As a wind energy instructor at Ecotech Institute, I’m envious of my students. They are at an exciting place in their careers, and the wind energy industry is exploding with opportunity worldwide right before their eyes. The technology uptower is changing so rapidly that employers are coming straight to schools like Ecotech Institute in Aurora, Colorado, to hire as many of our students as they can.
After two years of hard work and personal sacrifice, more than 90 percent of Ecotech Institute graduates will go into high-paying jobs in the wind energy industry. Most of them will start off in challenging and exciting positions as wind turbine technicians — the first step in building a career in an industry that has seen phenomenal growth and a diverse range of career paths that continue to grow and evolve.
As an instructor, my charge is to take them from the slightly naive yet motivated renewable energy enthusiasts that they are coming into the program and turn them into highly professional technicians with a deep scientific understanding of turbine systems and the wide range of applicable skills that employers need.
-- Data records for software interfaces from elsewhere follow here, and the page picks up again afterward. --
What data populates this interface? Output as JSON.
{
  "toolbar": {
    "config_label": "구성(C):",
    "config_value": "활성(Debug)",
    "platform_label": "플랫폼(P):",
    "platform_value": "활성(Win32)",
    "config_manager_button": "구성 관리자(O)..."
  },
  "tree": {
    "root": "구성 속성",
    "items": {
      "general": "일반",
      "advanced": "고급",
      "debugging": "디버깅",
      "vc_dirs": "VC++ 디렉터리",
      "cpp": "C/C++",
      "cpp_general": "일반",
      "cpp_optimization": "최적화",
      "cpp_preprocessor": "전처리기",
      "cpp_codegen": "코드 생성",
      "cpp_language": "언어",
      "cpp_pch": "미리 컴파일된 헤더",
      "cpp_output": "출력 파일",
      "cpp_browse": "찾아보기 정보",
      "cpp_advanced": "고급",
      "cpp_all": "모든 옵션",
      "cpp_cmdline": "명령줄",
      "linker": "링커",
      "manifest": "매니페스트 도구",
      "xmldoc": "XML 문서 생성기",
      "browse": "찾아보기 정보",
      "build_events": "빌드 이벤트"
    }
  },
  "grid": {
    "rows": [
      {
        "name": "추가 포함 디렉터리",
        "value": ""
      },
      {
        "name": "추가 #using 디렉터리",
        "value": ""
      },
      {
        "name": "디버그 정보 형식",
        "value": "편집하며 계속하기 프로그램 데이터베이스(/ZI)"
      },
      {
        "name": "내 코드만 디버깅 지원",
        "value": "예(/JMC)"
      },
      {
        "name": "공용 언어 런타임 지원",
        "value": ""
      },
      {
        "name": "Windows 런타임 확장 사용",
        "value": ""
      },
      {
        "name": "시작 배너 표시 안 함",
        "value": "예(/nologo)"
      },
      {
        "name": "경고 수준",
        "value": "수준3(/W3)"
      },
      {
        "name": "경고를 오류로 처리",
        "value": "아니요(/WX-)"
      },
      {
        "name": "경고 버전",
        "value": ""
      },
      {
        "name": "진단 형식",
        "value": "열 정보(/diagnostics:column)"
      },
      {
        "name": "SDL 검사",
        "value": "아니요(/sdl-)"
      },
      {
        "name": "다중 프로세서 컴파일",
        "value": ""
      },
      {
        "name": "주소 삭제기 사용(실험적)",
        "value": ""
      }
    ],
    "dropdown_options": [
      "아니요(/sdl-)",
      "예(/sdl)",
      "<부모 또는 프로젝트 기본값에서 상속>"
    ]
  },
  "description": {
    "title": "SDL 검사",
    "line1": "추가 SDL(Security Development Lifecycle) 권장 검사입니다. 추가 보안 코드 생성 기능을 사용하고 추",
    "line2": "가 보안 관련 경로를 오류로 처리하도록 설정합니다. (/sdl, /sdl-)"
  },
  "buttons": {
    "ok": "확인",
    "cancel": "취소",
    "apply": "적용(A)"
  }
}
Since July 2010, we have learned what kind of knowledge and skills our industry needs, and we enjoy evolving as a response to the wealth of input provided by site managers, safety managers, graduates working in the turbines, and other industry partners who take a personal level of responsibility in molding our program to reach new heights.
So what is it, specifically, that separates wind school graduates from job applicants who are trying to move into wind energy from other technical fields? In a word — trust.
A wind energy student must be able to trust his or her instructors to guide them to the point of not only being attractive to employers, but also being successful throughout their career. For example, as an instructor, I aim to train my students to smoothly see and follow a path to their second promotion. If I have only helped them get their foot in the door, then I have failed them.
A wind energy instructor must be able to trust that his or her students will go out and make a positive impact on our industry. The instructor must also trust them to take safety seriously, to continuously learn more about turbine reliability, and to respect the need for our employers’ profitability.
At Ecotech Institute, we trust that our relationships with industry experts will net fruitful advice to us as technology advances. We cultivate these relationships to make sure they see the benefit in helping us stay on the cutting edge of wind turbine training.
Wind industry partners trust wind energy instructors to effectively train and mold their future employees to be the technicians that are needed on their wind farms. As students approach graduation, they transition into being an asset offered to the job market. At Ecotech Institute, we often get positive feedback in this regard as our students have multiple job offers from which to choose.
We as instructors trust industry partners to take on the responsibility of continuously training the students that they hire. We provide our industry partners with technicians who have succeeded in learning the physics, mechanics, electrical, hydraulics, schematics, and control logic of a wind turbine. Graduates are also proficient with Microsoft Office applications and can learn proprietary SCADA software quickly and efficiently as they have used SCADA simulators in the classroom. After the graduates have completed their training program and they have been hired, it is the employer’s responsibility to train them on the site’s specific turbine platforms. Most importantly, employers are trusted to provide the equipment and continued training needed to keep graduates safe.
There have been quite a few training programs popping up around the nation that train entry-level technicians to get their foot in the door with their first job. However, preparing students for successful careers in the wind energy industry with a wide range of options is not about stocking an impressive inventory of large components. It is crucial to have a faculty that is diverse in their wind energy experience so they can offer students the chance to a wide spectrum of career opportunities.
When prospective students are researching colleges for wind energy careers, they should inquire on the background of the instructors. While the majority of these educators’ experiences are from uptower maintenance and troubleshooting, experience outside of the typical turbine technician realm is crucial. Otherwise, graduates risk suffering from tunnel vision and a general lack of how our industry works outside of those two key areas.
Wind technicians with tunnel vision often experience early burn out. Without a larger understanding of our industry, climbing turbines can seem like just a job rather than the right step in a promising career. If college program directors wish to serve the long-term needs of their students and the industry, they must hire faculty who bring this level of diversity and provide opportunities for instructors to gain additional industry training that they can then pass on to their students.
Again, I am envious of my students. The opportunities laid out before our future wind energy technicians are unlike any the industry has seen before. We trust that this growth will continue simply because market pressures support this belief. As long as wind energy remains cheaper than the fluctuating costs of coal and natural gas, as long as there is a possibility of a carbon tax looming on America’s energy future, and as long as data continue to support the ever-strengthening understanding of the link between carbon dioxide and global climate change, the landscape will continue to remain wide open for wind energy to gain more of the diversified energy portfolio of our nation and world. This is not a trust based on assumptions. This is a trust based on fact and careful analysis. It is this trust that keeps wind energy technology instructors motivated to train ambitious people who are committed to a better world and can build rewarding careers in our industry.